== PROBLEM STATEMENT ==
Below are records; copy every line among them that contains the word "JSON".
==== AVAILABLE DATA ====
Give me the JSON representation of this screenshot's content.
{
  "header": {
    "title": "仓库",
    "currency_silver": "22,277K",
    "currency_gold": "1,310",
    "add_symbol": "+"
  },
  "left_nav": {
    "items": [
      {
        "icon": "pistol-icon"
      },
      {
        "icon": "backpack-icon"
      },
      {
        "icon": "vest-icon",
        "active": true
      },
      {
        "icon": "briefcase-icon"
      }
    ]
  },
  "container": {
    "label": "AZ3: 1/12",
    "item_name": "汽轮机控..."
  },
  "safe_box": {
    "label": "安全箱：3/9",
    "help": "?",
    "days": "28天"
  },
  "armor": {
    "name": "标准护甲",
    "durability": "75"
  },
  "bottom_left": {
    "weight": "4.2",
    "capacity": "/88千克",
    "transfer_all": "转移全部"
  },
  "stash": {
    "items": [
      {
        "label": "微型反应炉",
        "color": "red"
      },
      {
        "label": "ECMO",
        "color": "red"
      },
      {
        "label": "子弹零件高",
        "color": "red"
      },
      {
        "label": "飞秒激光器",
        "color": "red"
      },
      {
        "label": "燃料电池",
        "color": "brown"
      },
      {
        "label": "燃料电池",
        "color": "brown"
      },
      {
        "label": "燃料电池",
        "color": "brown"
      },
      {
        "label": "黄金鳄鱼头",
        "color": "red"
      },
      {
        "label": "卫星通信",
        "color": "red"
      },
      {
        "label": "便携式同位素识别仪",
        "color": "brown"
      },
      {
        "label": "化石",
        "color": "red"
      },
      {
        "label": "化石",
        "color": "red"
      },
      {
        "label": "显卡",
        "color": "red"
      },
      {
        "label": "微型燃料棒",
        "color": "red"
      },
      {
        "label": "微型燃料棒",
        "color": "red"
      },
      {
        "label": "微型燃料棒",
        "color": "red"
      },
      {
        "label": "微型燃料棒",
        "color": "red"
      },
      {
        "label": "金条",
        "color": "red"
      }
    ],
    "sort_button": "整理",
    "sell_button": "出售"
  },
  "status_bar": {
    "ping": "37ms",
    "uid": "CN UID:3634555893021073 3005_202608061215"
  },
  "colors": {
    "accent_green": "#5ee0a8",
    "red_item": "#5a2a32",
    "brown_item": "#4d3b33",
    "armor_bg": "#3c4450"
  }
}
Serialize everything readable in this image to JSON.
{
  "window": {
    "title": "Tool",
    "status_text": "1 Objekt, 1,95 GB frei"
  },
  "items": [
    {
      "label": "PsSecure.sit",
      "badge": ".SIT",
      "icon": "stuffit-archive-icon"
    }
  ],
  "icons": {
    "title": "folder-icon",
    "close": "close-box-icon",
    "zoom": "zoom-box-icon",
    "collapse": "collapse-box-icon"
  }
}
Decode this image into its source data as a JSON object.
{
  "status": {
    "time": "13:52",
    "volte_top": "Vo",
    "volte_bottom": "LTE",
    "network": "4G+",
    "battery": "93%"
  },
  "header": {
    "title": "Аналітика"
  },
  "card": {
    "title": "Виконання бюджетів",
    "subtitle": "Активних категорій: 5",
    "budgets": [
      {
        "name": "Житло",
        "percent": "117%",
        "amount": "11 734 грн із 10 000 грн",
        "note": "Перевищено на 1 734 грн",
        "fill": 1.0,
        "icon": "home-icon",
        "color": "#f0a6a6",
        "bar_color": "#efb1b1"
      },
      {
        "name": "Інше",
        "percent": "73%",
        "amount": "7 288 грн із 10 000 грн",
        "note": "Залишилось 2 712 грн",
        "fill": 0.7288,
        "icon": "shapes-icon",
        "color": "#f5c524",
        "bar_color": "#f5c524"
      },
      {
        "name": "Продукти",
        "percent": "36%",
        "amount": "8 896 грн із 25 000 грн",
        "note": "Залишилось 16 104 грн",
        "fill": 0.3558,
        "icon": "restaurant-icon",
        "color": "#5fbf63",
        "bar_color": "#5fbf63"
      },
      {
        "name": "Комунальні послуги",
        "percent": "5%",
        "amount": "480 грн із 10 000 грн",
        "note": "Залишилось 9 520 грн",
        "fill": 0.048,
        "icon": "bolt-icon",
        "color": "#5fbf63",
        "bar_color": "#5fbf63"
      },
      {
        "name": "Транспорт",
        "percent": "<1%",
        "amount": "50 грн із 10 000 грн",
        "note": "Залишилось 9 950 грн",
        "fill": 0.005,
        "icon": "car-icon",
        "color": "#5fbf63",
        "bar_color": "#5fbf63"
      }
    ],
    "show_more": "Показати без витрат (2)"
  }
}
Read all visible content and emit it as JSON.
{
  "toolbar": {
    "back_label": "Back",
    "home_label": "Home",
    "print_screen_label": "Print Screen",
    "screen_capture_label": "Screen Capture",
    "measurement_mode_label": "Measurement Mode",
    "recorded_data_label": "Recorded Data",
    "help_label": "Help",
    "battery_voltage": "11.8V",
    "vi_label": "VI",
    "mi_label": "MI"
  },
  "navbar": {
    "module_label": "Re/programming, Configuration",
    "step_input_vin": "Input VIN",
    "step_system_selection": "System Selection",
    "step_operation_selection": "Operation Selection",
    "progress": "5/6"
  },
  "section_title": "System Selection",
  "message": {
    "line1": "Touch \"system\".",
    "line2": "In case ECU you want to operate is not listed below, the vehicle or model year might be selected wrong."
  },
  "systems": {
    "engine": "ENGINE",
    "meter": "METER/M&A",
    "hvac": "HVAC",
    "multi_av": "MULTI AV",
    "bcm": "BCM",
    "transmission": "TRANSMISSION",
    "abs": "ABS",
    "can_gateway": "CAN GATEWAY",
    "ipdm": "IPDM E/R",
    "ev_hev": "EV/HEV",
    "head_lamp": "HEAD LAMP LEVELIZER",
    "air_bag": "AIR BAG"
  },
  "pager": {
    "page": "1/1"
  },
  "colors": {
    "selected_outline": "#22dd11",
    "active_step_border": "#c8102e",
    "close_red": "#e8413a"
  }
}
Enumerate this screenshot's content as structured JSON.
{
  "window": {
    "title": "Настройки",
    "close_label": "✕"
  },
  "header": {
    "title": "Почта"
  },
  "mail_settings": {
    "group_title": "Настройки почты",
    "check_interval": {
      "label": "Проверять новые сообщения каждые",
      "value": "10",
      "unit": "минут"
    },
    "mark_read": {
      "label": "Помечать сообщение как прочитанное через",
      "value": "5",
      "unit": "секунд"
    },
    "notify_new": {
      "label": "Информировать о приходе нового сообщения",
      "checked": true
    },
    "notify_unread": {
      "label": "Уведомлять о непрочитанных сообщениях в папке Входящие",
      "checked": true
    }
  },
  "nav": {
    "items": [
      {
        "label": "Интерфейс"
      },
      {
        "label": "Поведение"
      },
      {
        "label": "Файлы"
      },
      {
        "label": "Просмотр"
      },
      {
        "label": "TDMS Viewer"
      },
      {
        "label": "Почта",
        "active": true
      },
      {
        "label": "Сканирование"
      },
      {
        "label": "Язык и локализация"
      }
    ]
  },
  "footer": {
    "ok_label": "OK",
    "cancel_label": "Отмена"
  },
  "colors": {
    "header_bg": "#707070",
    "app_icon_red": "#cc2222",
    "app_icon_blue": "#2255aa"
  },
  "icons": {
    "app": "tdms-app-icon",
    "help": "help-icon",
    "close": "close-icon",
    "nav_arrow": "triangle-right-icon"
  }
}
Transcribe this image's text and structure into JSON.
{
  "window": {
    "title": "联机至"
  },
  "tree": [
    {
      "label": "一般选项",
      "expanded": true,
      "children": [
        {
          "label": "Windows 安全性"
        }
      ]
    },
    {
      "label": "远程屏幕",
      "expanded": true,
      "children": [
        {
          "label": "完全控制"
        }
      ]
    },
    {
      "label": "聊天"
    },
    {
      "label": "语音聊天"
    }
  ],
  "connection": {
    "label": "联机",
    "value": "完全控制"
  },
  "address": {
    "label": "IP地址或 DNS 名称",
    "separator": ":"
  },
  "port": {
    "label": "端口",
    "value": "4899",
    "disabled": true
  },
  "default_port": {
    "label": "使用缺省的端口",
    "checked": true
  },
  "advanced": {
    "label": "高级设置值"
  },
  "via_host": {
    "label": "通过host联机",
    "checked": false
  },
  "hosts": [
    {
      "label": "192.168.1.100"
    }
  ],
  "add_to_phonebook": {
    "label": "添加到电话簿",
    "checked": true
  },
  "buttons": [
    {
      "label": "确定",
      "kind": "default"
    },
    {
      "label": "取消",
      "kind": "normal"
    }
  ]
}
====
== ANSWER BOX ==
Give me the JSON representation of this screenshot's content.
Serialize everything readable in this image to JSON.
Decode this image into its source data as a JSON object.
Read all visible content and emit it as JSON.
Enumerate this screenshot's content as structured JSON.
Transcribe this image's text and structure into JSON.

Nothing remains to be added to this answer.